I recently posted my thoughts on how to win more club competitions by considering the judging process in more depth and in particular, looking at what typically does and doesn’t do well. Does this process work for me? Well, truthfully, no as I simply don’t enter competitions with anything less than something I love and that is often going to be at odds with what I know a club judge is going to like. I care about what a judge thinks of course, indeed I care about what all of you think about my photography but not so much as to change my mind as to what I will or won’t enter into a competition.
So recently, I have begun to rethink my strategy on photography and in particular whether entering competitions has any real merit for me personally or whether I should just concentrate on projects and doing what I mostly enjoy, which is reportage, candid photography and street portraiture.
The image above, without doubt one of my all time favourites, is from a trip to France from a couple of years back. It is a shinning example of how the judges dialog can be totally at odds with the end result of the judging process. Now, I don’t so much mind the comments I get from judges with regards the technical elements of my images, these are often valid points as anyone who has taken a candid shot on the spur of the moment will generally tell you. The opportunity for perfection in such cases is practically zero after all. What I do find amusing though is that when judges are faced with something outside of their comfort zone, where they struggle to apply their normal rules, that they have to resort to slight of hand to make a coherent appraisal of what is before them. Honest and blunt judges quite often just say, “nope, didn’t get it, don’t like it” so at least you know that it’s a bust. Judges who do not like to offend will use other tactics but effectiveley, they are saying the same thing.
Now, this image is typical of my photography and so are the comments it received. The judging comments went something like, and this is from memory, “I don’t know if the photographer meant to create a 40’s style image but if they did then clearly, they nailed it. I particularly like the b&W treatment here, it gives it an art-noir feel, authentic of reportage photography from that period. The image also makes you wonder who this guy is, a waiter perhaps (good guess that one) or an office worker on a break. I wonder actually if it’s a staged shot (it wasn’t). Technically, I don’t mind the subject being very slightly out of focus, it adds to the ambience of the shot and the dark background really focuses the eye on the subject. Overall, a great image, well seen and well handled in post”. Now, you’ll note the lack of any real negativity in these comments and I remember thinking at the time, this one’s a winner. I waited espectantly for the magic words “and we’ll hold that one” but sadly, as all too often, they never came. This is quite typical of photos which slip outside of the box with regards the comfort zone of a particular judge.

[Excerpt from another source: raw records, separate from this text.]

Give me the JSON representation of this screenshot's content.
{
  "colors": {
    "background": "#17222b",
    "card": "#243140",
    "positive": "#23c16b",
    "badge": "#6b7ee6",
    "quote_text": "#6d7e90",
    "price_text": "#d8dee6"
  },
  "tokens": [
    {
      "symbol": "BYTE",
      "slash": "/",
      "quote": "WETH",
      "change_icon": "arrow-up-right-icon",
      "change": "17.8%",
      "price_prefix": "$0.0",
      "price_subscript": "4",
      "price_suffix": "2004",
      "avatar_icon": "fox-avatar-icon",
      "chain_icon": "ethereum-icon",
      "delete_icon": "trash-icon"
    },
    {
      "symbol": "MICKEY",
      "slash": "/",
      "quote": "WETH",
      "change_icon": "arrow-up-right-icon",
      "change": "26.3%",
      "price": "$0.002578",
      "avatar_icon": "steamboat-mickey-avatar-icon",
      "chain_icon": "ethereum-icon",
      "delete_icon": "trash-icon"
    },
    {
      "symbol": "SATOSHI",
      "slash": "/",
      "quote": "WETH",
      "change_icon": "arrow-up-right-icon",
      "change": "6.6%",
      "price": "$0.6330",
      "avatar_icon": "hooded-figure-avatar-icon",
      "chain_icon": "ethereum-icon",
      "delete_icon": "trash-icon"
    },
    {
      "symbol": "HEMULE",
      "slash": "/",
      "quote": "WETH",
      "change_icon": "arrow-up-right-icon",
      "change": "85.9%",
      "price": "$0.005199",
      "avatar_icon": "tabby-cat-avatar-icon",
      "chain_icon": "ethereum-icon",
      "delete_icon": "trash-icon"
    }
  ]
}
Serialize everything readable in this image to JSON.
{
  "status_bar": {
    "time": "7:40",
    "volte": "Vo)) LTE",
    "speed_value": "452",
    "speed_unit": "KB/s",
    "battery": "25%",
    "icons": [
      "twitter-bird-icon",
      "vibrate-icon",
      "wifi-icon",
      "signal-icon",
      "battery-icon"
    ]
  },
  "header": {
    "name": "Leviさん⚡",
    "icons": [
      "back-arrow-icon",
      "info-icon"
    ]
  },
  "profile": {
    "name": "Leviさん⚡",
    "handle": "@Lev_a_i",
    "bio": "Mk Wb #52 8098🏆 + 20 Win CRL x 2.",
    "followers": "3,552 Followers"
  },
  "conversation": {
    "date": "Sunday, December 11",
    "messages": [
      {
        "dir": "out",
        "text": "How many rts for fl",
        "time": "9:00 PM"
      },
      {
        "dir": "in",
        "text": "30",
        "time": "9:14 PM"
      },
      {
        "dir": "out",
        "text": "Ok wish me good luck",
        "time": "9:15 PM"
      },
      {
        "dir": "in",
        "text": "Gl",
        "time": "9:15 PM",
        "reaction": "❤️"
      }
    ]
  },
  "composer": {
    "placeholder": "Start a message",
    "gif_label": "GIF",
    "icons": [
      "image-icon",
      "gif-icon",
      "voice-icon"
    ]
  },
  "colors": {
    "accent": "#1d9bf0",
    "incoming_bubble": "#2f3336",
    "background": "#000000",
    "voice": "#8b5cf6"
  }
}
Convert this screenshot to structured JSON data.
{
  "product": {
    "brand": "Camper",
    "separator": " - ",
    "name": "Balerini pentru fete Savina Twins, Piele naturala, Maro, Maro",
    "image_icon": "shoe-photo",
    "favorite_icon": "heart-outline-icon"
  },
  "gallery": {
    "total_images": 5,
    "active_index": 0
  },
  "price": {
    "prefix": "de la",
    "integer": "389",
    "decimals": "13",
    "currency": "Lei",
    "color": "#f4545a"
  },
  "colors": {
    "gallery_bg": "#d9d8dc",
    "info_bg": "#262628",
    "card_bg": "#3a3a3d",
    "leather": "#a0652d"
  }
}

As yet, I have never met a judge on the club circuit who likes and specialises in documentary photography, other than one of our own members who judges internally and who is a member of the contemporary group at the RPS. His understanding of documentary photography in particular is extraordinarily broad and he has influenced me enourmously over the past few years. He is however, unique as the vast majority of judges I have met, while highly proficient in their own fields, judge much more conservatively and the results often indicate that they are following well defined rules of what good club photography has to look like. Should I be disillusioned or disappointed then when my images bomb? Well, disappointment is a human traite as it’s never easy hearing a negative critique about something you feel passionately about. However here, there was nothing negative in the points being made so there was an expectation, incorrect as it was, that the judge liked it enough to place it. What this image did do though is to raise the questions as to what I should expect from competition and club judging and whether in reality I was going to let this have any impact on my particular style. In truth, it didn’t and while I have entered a few “mildly sanitised images” into competitions since then, this image is from 2018, I haven’t moved too far from my personal perspective of what makes a good image rather than what makes a good club image. I feel that these two things are somewhat at odd’s with each other.
In summary, I think that as photographers we are looking for some form of acceptance, whether that is gaining likes from posting on Instagram or Facebook or entering and winning competitions. We are born of an age where likes equal value and this all too often pushes us in directions other than where we had hoped to go. For some of us though, photographing and making something interesting from the mundane and ordinary is what marks our work as purposeful and this can and often often does lead to sometihng exceptional.